___ INFORMATION GIVEN ___

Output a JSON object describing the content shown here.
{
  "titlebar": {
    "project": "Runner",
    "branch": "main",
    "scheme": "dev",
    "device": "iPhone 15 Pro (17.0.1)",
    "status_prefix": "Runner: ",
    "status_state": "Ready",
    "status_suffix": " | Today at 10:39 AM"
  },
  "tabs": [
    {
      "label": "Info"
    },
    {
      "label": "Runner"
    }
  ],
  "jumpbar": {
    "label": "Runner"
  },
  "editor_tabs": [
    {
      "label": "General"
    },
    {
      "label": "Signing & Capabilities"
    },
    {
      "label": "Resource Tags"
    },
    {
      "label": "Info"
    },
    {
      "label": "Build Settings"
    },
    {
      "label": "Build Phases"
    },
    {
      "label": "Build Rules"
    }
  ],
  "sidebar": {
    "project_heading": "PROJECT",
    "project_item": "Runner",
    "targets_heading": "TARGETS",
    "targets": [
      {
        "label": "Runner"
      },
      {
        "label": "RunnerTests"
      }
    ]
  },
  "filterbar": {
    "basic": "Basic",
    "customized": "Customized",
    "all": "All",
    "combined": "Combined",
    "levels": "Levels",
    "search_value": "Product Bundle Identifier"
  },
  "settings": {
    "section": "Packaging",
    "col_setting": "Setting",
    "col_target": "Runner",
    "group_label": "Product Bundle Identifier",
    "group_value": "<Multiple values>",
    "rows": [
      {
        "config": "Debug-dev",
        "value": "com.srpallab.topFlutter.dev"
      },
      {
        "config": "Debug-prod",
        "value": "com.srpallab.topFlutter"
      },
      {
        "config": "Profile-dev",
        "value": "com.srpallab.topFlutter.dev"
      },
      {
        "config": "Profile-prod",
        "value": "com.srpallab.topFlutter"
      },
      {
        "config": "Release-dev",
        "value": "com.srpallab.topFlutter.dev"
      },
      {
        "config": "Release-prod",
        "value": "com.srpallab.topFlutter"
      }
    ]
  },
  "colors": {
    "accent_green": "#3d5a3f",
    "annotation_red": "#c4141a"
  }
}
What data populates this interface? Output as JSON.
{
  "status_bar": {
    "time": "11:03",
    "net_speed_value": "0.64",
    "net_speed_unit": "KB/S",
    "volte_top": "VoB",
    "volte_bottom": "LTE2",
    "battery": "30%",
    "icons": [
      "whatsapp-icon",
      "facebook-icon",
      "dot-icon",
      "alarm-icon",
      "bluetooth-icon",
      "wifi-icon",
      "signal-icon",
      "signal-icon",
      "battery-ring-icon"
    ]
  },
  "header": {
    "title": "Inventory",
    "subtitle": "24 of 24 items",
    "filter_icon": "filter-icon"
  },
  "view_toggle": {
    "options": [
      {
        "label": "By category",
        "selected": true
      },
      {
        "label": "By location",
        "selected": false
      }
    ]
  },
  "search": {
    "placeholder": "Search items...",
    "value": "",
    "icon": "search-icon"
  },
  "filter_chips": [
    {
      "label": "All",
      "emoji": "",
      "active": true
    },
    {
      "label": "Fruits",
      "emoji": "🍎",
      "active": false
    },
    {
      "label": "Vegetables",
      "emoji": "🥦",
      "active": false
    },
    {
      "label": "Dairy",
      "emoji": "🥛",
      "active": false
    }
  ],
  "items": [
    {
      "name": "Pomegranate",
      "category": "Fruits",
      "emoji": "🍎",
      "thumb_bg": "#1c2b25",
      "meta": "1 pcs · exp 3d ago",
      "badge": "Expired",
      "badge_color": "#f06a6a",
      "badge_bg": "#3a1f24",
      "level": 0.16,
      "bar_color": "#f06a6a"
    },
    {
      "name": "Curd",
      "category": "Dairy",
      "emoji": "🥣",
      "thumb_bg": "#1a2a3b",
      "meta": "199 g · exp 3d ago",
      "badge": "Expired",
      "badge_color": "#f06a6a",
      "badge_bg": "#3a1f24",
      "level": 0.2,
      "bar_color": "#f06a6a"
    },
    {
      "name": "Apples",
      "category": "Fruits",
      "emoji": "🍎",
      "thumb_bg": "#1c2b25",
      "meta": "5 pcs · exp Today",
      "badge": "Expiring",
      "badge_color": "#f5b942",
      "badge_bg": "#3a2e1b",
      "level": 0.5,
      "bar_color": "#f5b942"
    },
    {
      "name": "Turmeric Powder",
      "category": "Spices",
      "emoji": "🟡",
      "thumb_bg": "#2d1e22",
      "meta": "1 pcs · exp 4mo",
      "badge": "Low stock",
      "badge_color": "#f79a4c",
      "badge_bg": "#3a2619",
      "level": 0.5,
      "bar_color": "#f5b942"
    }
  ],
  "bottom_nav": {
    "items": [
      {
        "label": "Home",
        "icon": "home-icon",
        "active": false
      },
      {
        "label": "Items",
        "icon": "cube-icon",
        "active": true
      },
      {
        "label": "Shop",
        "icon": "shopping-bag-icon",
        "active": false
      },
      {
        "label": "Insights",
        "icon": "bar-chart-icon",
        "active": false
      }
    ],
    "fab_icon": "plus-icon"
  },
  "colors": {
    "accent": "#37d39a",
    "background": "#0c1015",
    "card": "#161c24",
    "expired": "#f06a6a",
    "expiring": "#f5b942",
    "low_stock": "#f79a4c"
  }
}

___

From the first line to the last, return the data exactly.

RESPONSE TO THIS EXERCISE:
Output a JSON object describing the content shown here.
{
  "titlebar": {
    "project": "Runner",
    "branch": "main",
    "scheme": "dev",
    "device": "iPhone 15 Pro (17.0.1)",
    "status_prefix": "Runner: ",
    "status_state": "Ready",
    "status_suffix": " | Today at 10:39 AM"
  },
  "tabs": [
    {
      "label": "Info"
    },
    {
      "label": "Runner"
    }
  ],
  "jumpbar": {
    "label": "Runner"
  },
  "editor_tabs": [
    {
      "label": "General"
    },
    {
      "label": "Signing & Capabilities"
    },
    {
      "label": "Resource Tags"
    },
    {
      "label": "Info"
    },
    {
      "label": "Build Settings"
    },
    {
      "label": "Build Phases"
    },
    {
      "label": "Build Rules"
    }
  ],
  "sidebar": {
    "project_heading": "PROJECT",
    "project_item": "Runner",
    "targets_heading": "TARGETS",
    "targets": [
      {
        "label": "Runner"
      },
      {
        "label": "RunnerTests"
      }
    ]
  },
  "filterbar": {
    "basic": "Basic",
    "customized": "Customized",
    "all": "All",
    "combined": "Combined",
    "levels": "Levels",
    "search_value": "Product Bundle Identifier"
  },
  "settings": {
    "section": "Packaging",
    "col_setting": "Setting",
    "col_target": "Runner",
    "group_label": "Product Bundle Identifier",
    "group_value": "<Multiple values>",
    "rows": [
      {
        "config": "Debug-dev",
        "value": "com.srpallab.topFlutter.dev"
      },
      {
        "config": "Debug-prod",
        "value": "com.srpallab.topFlutter"
      },
      {
        "config": "Profile-dev",
        "value": "com.srpallab.topFlutter.dev"
      },
      {
        "config": "Profile-prod",
        "value": "com.srpallab.topFlutter"
      },
      {
        "config": "Release-dev",
        "value": "com.srpallab.topFlutter.dev"
      },
      {
        "config": "Release-prod",
        "value": "com.srpallab.topFlutter"
      }
    ]
  },
  "colors": {
    "accent_green": "#3d5a3f",
    "annotation_red": "#c4141a"
  }
}
What data populates this interface? Output as JSON.
{
  "status_bar": {
    "time": "11:03",
    "net_speed_value": "0.64",
    "net_speed_unit": "KB/S",
    "volte_top": "VoB",
    "volte_bottom": "LTE2",
    "battery": "30%",
    "icons": [
      "whatsapp-icon",
      "facebook-icon",
      "dot-icon",
      "alarm-icon",
      "bluetooth-icon",
      "wifi-icon",
      "signal-icon",
      "signal-icon",
      "battery-ring-icon"
    ]
  },
  "header": {
    "title": "Inventory",
    "subtitle": "24 of 24 items",
    "filter_icon": "filter-icon"
  },
  "view_toggle": {
    "options": [
      {
        "label": "By category",
        "selected": true
      },
      {
        "label": "By location",
        "selected": false
      }
    ]
  },
  "search": {
    "placeholder": "Search items...",
    "value": "",
    "icon": "search-icon"
  },
  "filter_chips": [
    {
      "label": "All",
      "emoji": "",
      "active": true
    },
    {
      "label": "Fruits",
      "emoji": "🍎",
      "active": false
    },
    {
      "label": "Vegetables",
      "emoji": "🥦",
      "active": false
    },
    {
      "label": "Dairy",
      "emoji": "🥛",
      "active": false
    }
  ],
  "items": [
    {
      "name": "Pomegranate",
      "category": "Fruits",
      "emoji": "🍎",
      "thumb_bg": "#1c2b25",
      "meta": "1 pcs · exp 3d ago",
      "badge": "Expired",
      "badge_color": "#f06a6a",
      "badge_bg": "#3a1f24",
      "level": 0.16,
      "bar_color": "#f06a6a"
    },
    {
      "name": "Curd",
      "category": "Dairy",
      "emoji": "🥣",
      "thumb_bg": "#1a2a3b",
      "meta": "199 g · exp 3d ago",
      "badge": "Expired",
      "badge_color": "#f06a6a",
      "badge_bg": "#3a1f24",
      "level": 0.2,
      "bar_color": "#f06a6a"
    },
    {
      "name": "Apples",
      "category": "Fruits",
      "emoji": "🍎",
      "thumb_bg": "#1c2b25",
      "meta": "5 pcs · exp Today",
      "badge": "Expiring",
      "badge_color": "#f5b942",
      "badge_bg": "#3a2e1b",
      "level": 0.5,
      "bar_color": "#f5b942"
    },
    {
      "name": "Turmeric Powder",
      "category": "Spices",
      "emoji": "🟡",
      "thumb_bg": "#2d1e22",
      "meta": "1 pcs · exp 4mo",
      "badge": "Low stock",
      "badge_color": "#f79a4c",
      "badge_bg": "#3a2619",
      "level": 0.5,
      "bar_color": "#f5b942"
    }
  ],
  "bottom_nav": {
    "items": [
      {
        "label": "Home",
        "icon": "home-icon",
        "active": false
      },
      {
        "label": "Items",
        "icon": "cube-icon",
        "active": true
      },
      {
        "label": "Shop",
        "icon": "shopping-bag-icon",
        "active": false
      },
      {
        "label": "Insights",
        "icon": "bar-chart-icon",
        "active": false
      }
    ],
    "fab_icon": "plus-icon"
  },
  "colors": {
    "accent": "#37d39a",
    "background": "#0c1015",
    "card": "#161c24",
    "expired": "#f06a6a",
    "expiring": "#f5b942",
    "low_stock": "#f79a4c"
  }
}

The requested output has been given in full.